### Exercise details
Search term "structure": please show all lines in the listing that contain it.

### Listed entries
******

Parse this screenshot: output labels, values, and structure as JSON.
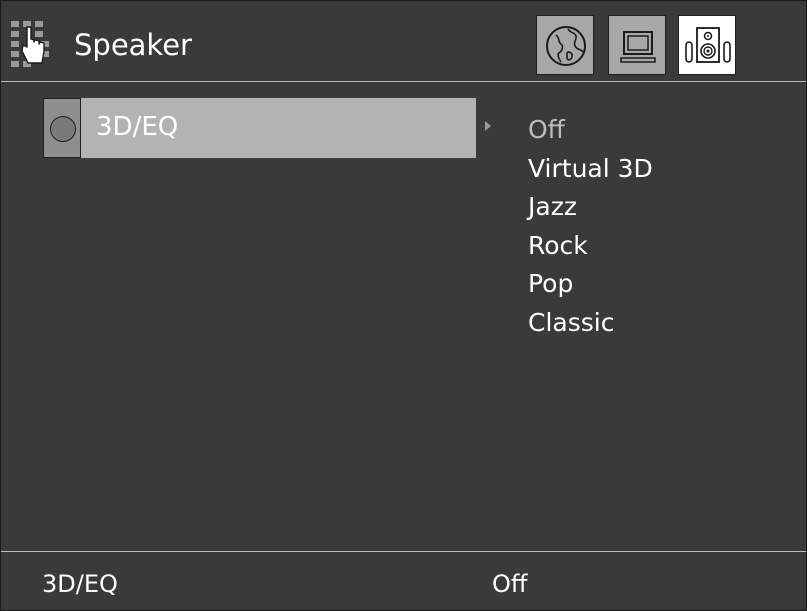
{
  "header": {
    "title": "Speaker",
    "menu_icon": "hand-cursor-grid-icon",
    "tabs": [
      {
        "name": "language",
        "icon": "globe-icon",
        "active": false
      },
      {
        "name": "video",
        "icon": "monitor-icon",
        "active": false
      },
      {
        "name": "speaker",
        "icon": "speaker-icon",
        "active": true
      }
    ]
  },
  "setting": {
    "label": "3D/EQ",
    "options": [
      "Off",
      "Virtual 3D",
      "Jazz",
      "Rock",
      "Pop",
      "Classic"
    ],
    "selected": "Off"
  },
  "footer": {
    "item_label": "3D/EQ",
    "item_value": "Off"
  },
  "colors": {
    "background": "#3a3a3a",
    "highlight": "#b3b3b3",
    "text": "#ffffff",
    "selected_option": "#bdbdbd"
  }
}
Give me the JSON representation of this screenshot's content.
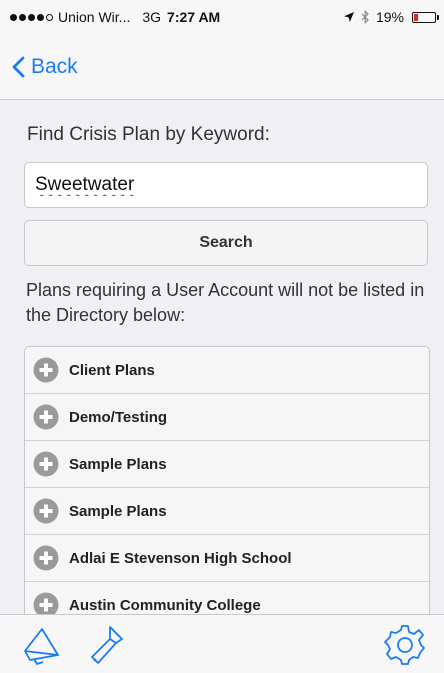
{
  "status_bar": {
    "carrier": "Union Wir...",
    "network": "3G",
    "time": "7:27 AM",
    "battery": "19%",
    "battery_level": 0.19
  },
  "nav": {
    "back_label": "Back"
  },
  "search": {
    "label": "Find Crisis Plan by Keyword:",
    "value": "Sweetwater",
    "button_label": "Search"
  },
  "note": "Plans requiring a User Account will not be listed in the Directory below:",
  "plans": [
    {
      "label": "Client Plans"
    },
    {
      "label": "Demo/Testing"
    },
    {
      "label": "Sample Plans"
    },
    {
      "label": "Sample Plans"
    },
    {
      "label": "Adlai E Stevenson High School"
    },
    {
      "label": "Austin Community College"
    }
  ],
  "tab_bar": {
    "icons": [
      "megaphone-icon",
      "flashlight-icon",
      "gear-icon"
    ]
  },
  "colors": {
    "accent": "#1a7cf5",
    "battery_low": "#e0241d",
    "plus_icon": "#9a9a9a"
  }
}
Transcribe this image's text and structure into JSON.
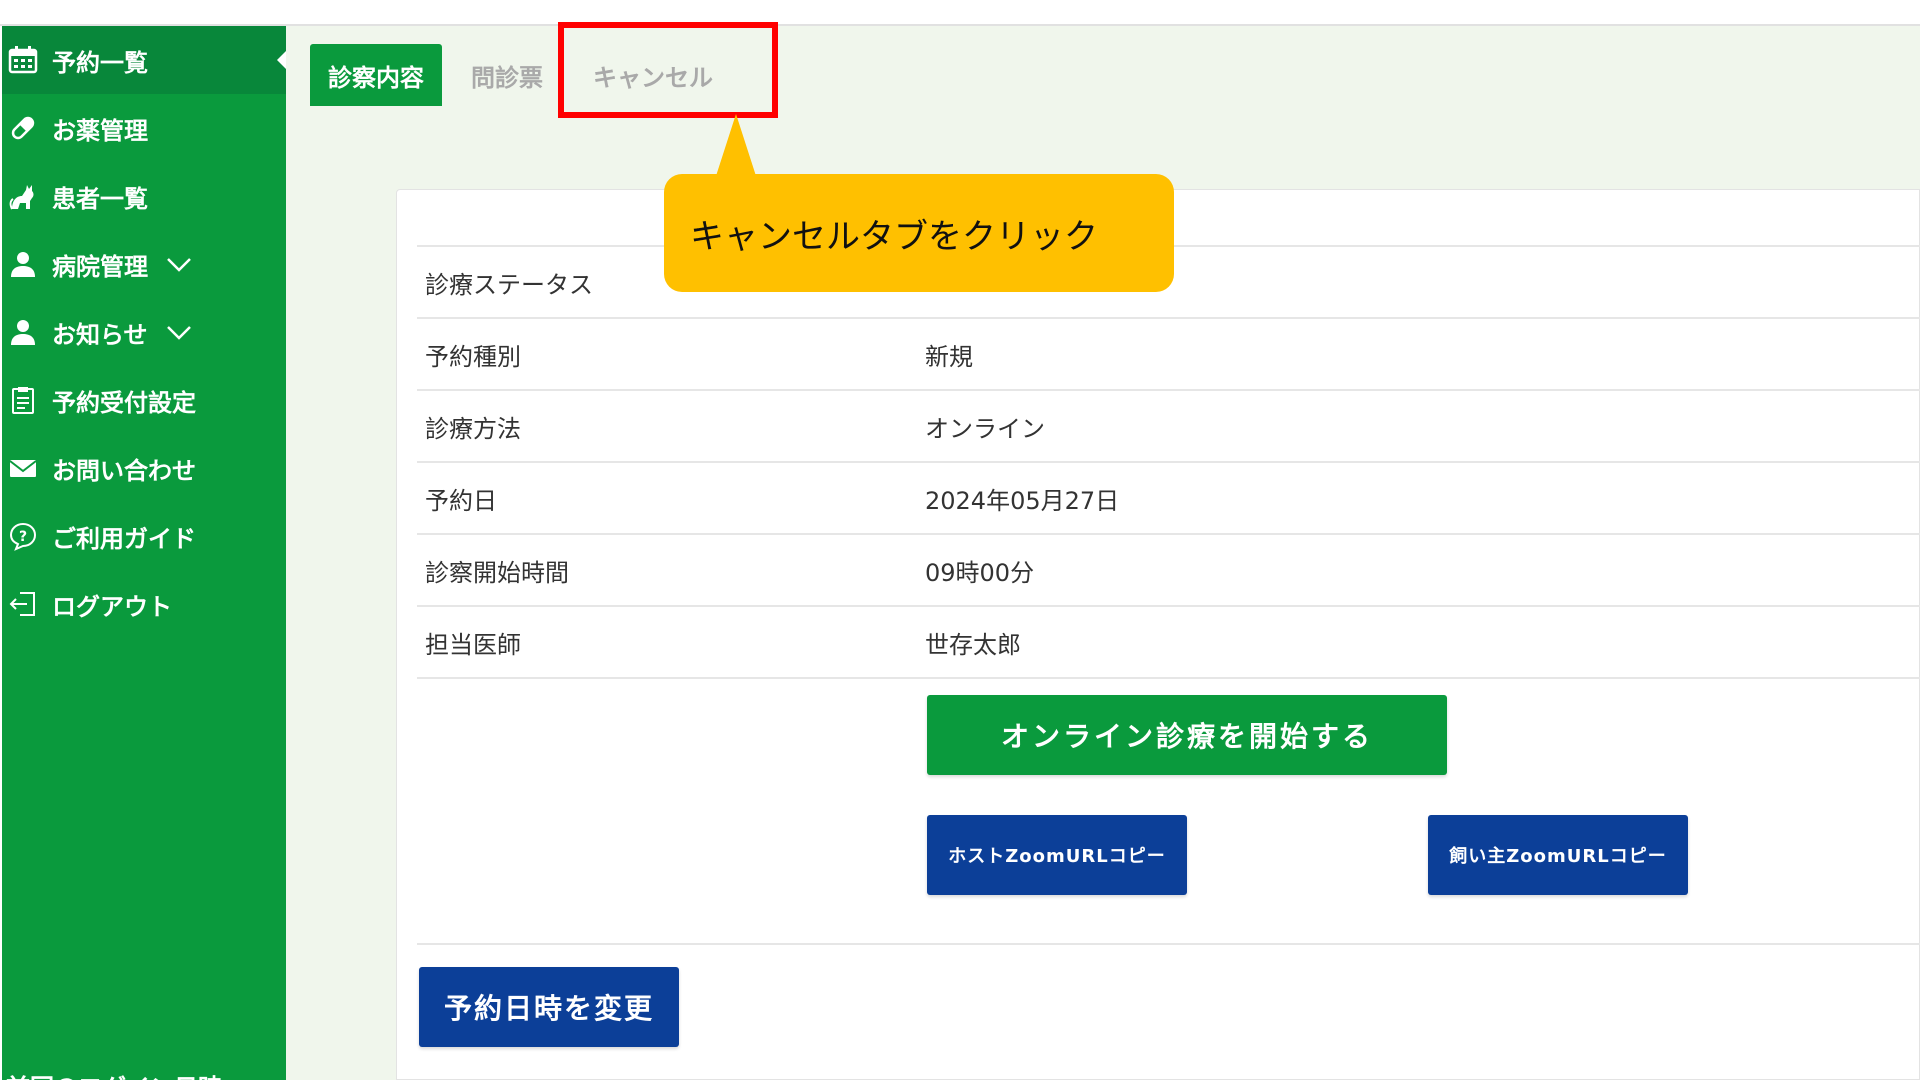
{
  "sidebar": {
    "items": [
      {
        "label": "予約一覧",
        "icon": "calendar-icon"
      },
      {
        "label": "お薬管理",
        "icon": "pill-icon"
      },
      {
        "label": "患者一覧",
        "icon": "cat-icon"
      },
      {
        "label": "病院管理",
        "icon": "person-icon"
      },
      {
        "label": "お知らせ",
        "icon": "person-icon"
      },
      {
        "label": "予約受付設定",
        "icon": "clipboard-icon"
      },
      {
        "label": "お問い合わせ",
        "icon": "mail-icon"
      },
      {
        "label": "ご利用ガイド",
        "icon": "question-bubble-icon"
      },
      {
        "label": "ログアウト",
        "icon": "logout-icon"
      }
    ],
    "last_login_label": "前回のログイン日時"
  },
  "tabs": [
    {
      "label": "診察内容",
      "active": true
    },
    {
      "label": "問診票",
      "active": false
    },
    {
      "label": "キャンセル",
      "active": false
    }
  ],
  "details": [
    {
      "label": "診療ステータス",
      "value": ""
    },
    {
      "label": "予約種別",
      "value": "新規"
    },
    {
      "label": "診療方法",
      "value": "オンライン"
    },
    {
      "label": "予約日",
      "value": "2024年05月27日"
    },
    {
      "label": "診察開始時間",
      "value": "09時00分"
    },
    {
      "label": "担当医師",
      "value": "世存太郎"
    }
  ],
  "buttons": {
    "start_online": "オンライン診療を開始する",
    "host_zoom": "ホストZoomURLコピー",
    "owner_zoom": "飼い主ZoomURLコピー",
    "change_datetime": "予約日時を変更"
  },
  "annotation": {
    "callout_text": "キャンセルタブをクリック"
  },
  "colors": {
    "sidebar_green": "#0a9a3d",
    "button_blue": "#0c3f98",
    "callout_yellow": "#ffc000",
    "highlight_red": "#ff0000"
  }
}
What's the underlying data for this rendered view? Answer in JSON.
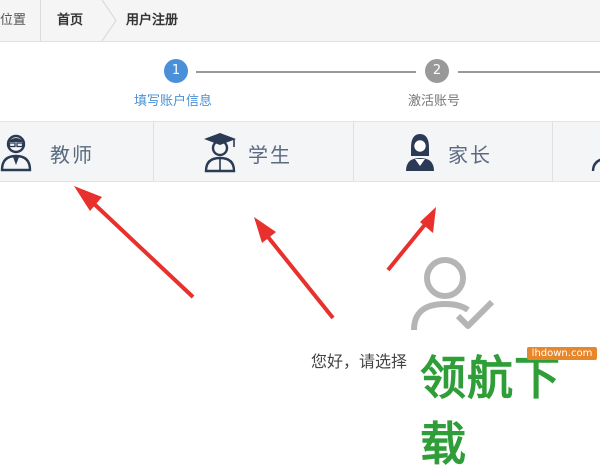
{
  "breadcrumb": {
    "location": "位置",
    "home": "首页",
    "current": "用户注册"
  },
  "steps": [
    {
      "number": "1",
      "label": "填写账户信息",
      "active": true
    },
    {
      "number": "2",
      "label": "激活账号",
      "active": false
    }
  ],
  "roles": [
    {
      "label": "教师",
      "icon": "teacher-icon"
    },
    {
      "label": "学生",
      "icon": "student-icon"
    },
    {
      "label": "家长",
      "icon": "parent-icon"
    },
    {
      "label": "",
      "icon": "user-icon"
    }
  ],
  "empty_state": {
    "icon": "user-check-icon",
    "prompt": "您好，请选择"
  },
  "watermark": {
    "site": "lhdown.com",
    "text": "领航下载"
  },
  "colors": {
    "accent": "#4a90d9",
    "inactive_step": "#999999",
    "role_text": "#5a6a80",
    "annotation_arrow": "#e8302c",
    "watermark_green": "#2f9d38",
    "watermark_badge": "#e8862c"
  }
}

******

### Solution to this exercise
Parse this screenshot: output labels, values, and structure as JSON.
Transcribe this image's text and structure into JSON.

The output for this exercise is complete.